The cry from the wilderness to rescind the new corporation tax increase from 19% to 26% fell on Jeremy Hunt’s deaf ears from this month’s Budget.

This sent the wrong message to international investors. In January PwC analysis of more than 4,400 top chief executives in 35 countries at Davos’s WEF, believed the UK had become the joint third most important country for investment. It was equal with Germany and behind only the US and China. Some encouraging tax concessions for SMES were addressed in the Budget.

However, it was perceived as insufficient encouragement for business. Everyone is cognisant for the need of fiscal discipline after the damage that was inflicted by the Truss/Kwarteng unaudited plans for the economy in September 2022.

Nonetheless, it is imperative for the Government to be bold in the next year. The Government must gamble by spending, to create growth. Let’s hope that Messrs, Sunak, Hunt, Shapps, Donelan and Badenoch understand what is required.

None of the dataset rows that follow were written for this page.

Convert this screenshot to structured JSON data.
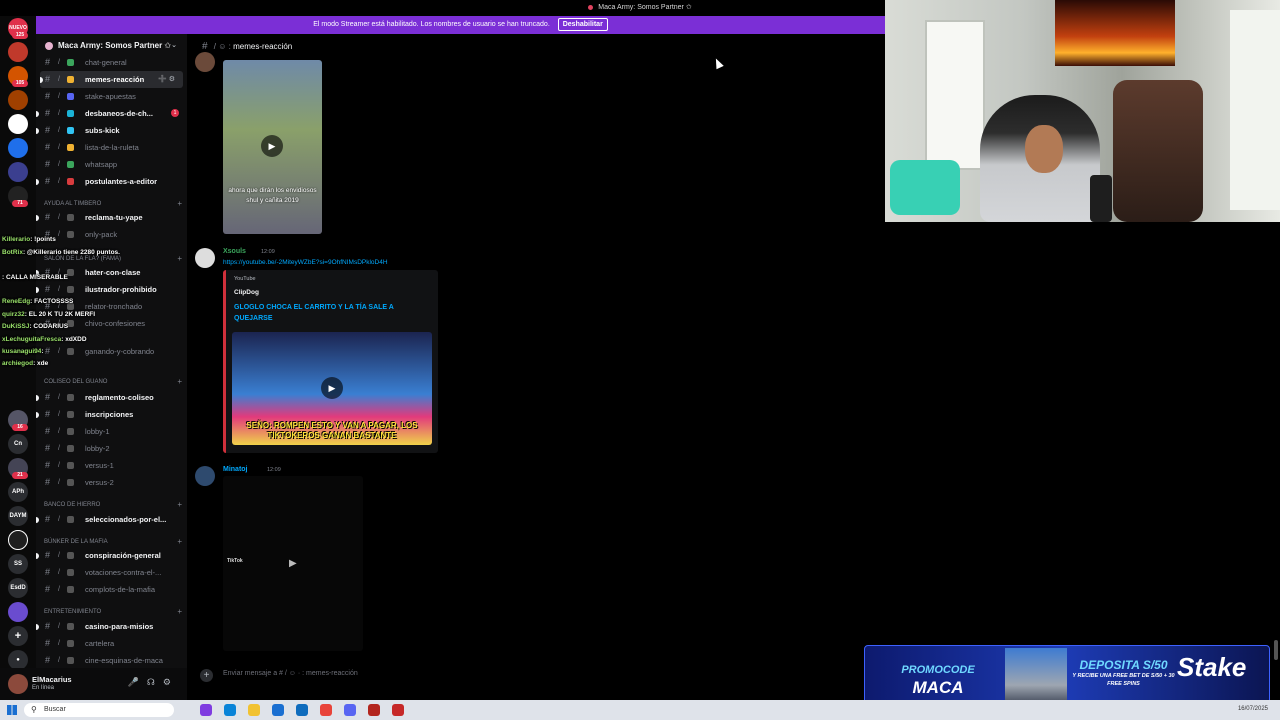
{
  "window": {
    "title": "Maca Army: Somos Partner ✩"
  },
  "banner": {
    "text": "El modo Streamer está habilitado. Los nombres de usuario se han truncado.",
    "button": "Deshabilitar"
  },
  "rail": {
    "badges": [
      "NUEVO",
      "125",
      "105",
      "71",
      "16",
      "21"
    ],
    "labels": [
      "APh",
      "DAYM",
      "SS",
      "EsdD",
      "Cn"
    ]
  },
  "server": {
    "name": "Maca Army: Somos Partner ✩"
  },
  "channels": [
    {
      "label": "chat-general",
      "bold": false,
      "color": "#3ba55c"
    },
    {
      "label": "memes-reacción",
      "bold": true,
      "active": true,
      "color": "#f0b232"
    },
    {
      "label": "stake-apuestas",
      "bold": false,
      "color": "#5865f2"
    },
    {
      "label": "desbaneos-de-ch...",
      "bold": true,
      "color": "#1bb3d6",
      "badge": "1"
    },
    {
      "label": "subs-kick",
      "bold": true,
      "color": "#31c4f3"
    },
    {
      "label": "lista-de-la-ruleta",
      "bold": false,
      "color": "#f0b232"
    },
    {
      "label": "whatsapp",
      "bold": false,
      "color": "#3ba55c"
    },
    {
      "label": "postulantes-a-editor",
      "bold": true,
      "color": "#d83c3e"
    }
  ],
  "categories": [
    {
      "label": "AYUDA AL TIMBERO"
    },
    {
      "label": "SALÓN DE LA FLA? (FAMA)"
    },
    {
      "label": "COLISEO DEL GUANO"
    },
    {
      "label": "BANCO DE HIERRO"
    },
    {
      "label": "BÚNKER DE LA MAFIA"
    },
    {
      "label": "ENTRETENIMIENTO"
    }
  ],
  "channels2": [
    {
      "label": "reclama-tu-yape",
      "bold": true
    },
    {
      "label": "only-pack",
      "bold": false
    },
    {
      "label": "hater-con-clase",
      "bold": true
    },
    {
      "label": "ilustrador-prohibido",
      "bold": true
    },
    {
      "label": "relator-tronchado",
      "bold": false
    },
    {
      "label": "chivo-confesiones",
      "bold": false
    },
    {
      "label": "ganando-y-cobrando",
      "bold": false
    },
    {
      "label": "reglamento-coliseo",
      "bold": true
    },
    {
      "label": "inscripciones",
      "bold": true
    },
    {
      "label": "lobby-1",
      "bold": false
    },
    {
      "label": "lobby-2",
      "bold": false
    },
    {
      "label": "versus-1",
      "bold": false
    },
    {
      "label": "versus-2",
      "bold": false
    },
    {
      "label": "seleccionados-por-el...",
      "bold": true
    },
    {
      "label": "conspiración-general",
      "bold": true
    },
    {
      "label": "votaciones-contra-el-...",
      "bold": false
    },
    {
      "label": "complots-de-la-mafia",
      "bold": false
    },
    {
      "label": "casino-para-misios",
      "bold": true
    },
    {
      "label": "cartelera",
      "bold": false
    },
    {
      "label": "cine-esquinas-de-maca",
      "bold": false
    }
  ],
  "chat_overlay": [
    {
      "user": "Killerario",
      "text": ": !points"
    },
    {
      "user": "BotRix",
      "text": ": @Killerario tiene 2280 puntos."
    },
    {
      "user": "",
      "text": ": CALLA MISERABLE"
    },
    {
      "user": "ReneEdg",
      "text": ": FACTOSSSS"
    },
    {
      "user": "quirz32",
      "text": ": EL 20 K TU 2K MERFI"
    },
    {
      "user": "DuKiSSJ",
      "text": ": CODARIUS"
    },
    {
      "user": "xLechuguitaFresca",
      "text": ": xdXDD"
    },
    {
      "user": "kusanagui94",
      "text": ":"
    },
    {
      "user": "archiegod",
      "text": ": xde"
    }
  ],
  "header": {
    "channel": "memes-reacción"
  },
  "messages": [
    {
      "user": "Xsouls",
      "time": "12:09",
      "link": "https://youtube.be/-2MiteyWZbE?si=9OhfNIMsDPkloD4H",
      "embed": {
        "provider": "YouTube",
        "author": "ClipDog",
        "title": "GLOGLO CHOCA EL CARRITO Y LA TÍA SALE A QUEJARSE",
        "caption": "SEÑO: ROMPEN ESTO Y VAN A PAGAR, LOS TIKTOKEROS  GANAN BASTANTE"
      }
    },
    {
      "user": "Minatoj",
      "time": "12:09",
      "video_label": "TikTok"
    }
  ],
  "video1_caption": "ahora que dirán los envidiosos shul y cañita 2019",
  "composer": {
    "placeholder": "Enviar mensaje a # / ☺ · : memes-reacción"
  },
  "user_panel": {
    "name": "ElMacarius",
    "status": "En línea"
  },
  "ad": {
    "promo_label": "PROMOCODE",
    "promo_code": "MACA",
    "deposit": "DEPOSITA S/50",
    "deposit_sub": "Y RECIBE UNA FREE BET DE S/50 + 30 FREE SPINS",
    "brand": "Stake"
  },
  "taskbar": {
    "search": "Buscar",
    "date": "16/07/2025"
  }
}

There are a few cumuli-nimbus clouds of concern hovering over the UK’S economic challenges, especially inflation, accompanied by the distinct possibility of higher interest rates in the US, EU, and the UK and of course the withdrawal of state support, with indecent haste, of energy costs for business. Any increase in bank rate above 4.5% could have a very damaging effect on growth and employment. The consumer and business will struggle to service debt.

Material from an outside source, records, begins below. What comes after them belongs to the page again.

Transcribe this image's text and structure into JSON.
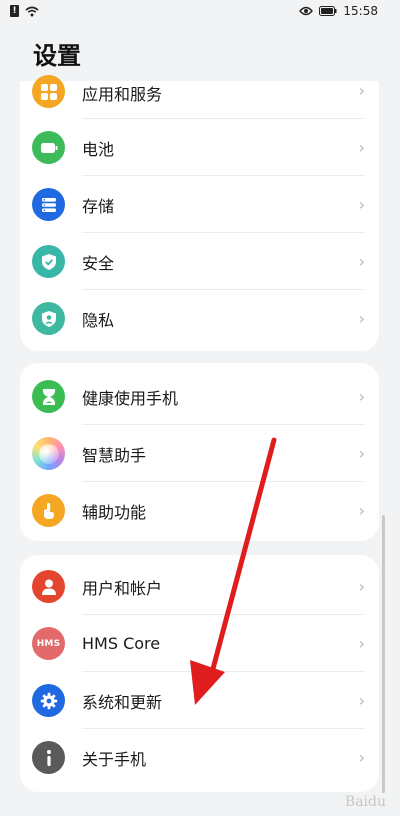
{
  "status": {
    "time": "15:58"
  },
  "title": "设置",
  "groups": [
    {
      "items": [
        {
          "label": "应用和服务",
          "icon": "apps-icon",
          "color": "#f5a623"
        },
        {
          "label": "电池",
          "icon": "battery-icon",
          "color": "#3dbb5a"
        },
        {
          "label": "存储",
          "icon": "storage-icon",
          "color": "#1f6ae0"
        },
        {
          "label": "安全",
          "icon": "shield-icon",
          "color": "#38b6a8"
        },
        {
          "label": "隐私",
          "icon": "privacy-icon",
          "color": "#3fb8a1"
        }
      ]
    },
    {
      "items": [
        {
          "label": "健康使用手机",
          "icon": "hourglass-icon",
          "color": "#3cbd54"
        },
        {
          "label": "智慧助手",
          "icon": "assistant-icon",
          "color": "#b784e8"
        },
        {
          "label": "辅助功能",
          "icon": "hand-icon",
          "color": "#f5a623"
        }
      ]
    },
    {
      "items": [
        {
          "label": "用户和帐户",
          "icon": "user-icon",
          "color": "#e4452f"
        },
        {
          "label": "HMS Core",
          "icon": "hms-icon",
          "icon_text": "HMS",
          "color": "#e36a6a"
        },
        {
          "label": "系统和更新",
          "icon": "gear-icon",
          "color": "#1f6ae0"
        },
        {
          "label": "关于手机",
          "icon": "info-icon",
          "color": "#5a5a5a"
        }
      ]
    }
  ],
  "annotation": {
    "arrow_color": "#e01d1d"
  }
}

Hopefully, inflation has peaked, but it may take longer to abate than many think. Included amongst those who might struggle could be hedge funds and private equity – often the bane of peoples’ ire - but fundamental ingredients for many a successful investment plan.

Ironically, The FTSE 100, being an international index and not reflective of the UK economy, was the best-performing global index last year. However, with the ‘250’, both have been significantly undervalued in comparison with their peers in the US, especially since BREXIT – many believe by as much as 30%! Hence so many predators have been prevalent in recent years. Given a fair wind and some inspired financial help from the government, CONFIDENCE in UK assets can be restored, as well as London’s continued prowess as a financial centre.

News of the UK joining the dynamic Trans-Pacific partnership, derisively belittle by many and erroneously so, will be seen as very positive.

The deal will cut tariffs on exports for UK industries including food, drink and cars and offer new advantages for business – all part of the confidence-building process!  

David Buik & Michael Wilson, two of the most respected commentators in the world of Money and Business come together for a weekly podcast – Money! As the markets become ever more unpredictable and peoples finances get stretched, they will detail the stories you need to be looking at – whether it’s mergers, acquisitions, or the effect of inflation on your wallet, the Money podcast will be covering the big business stories and how they affect you.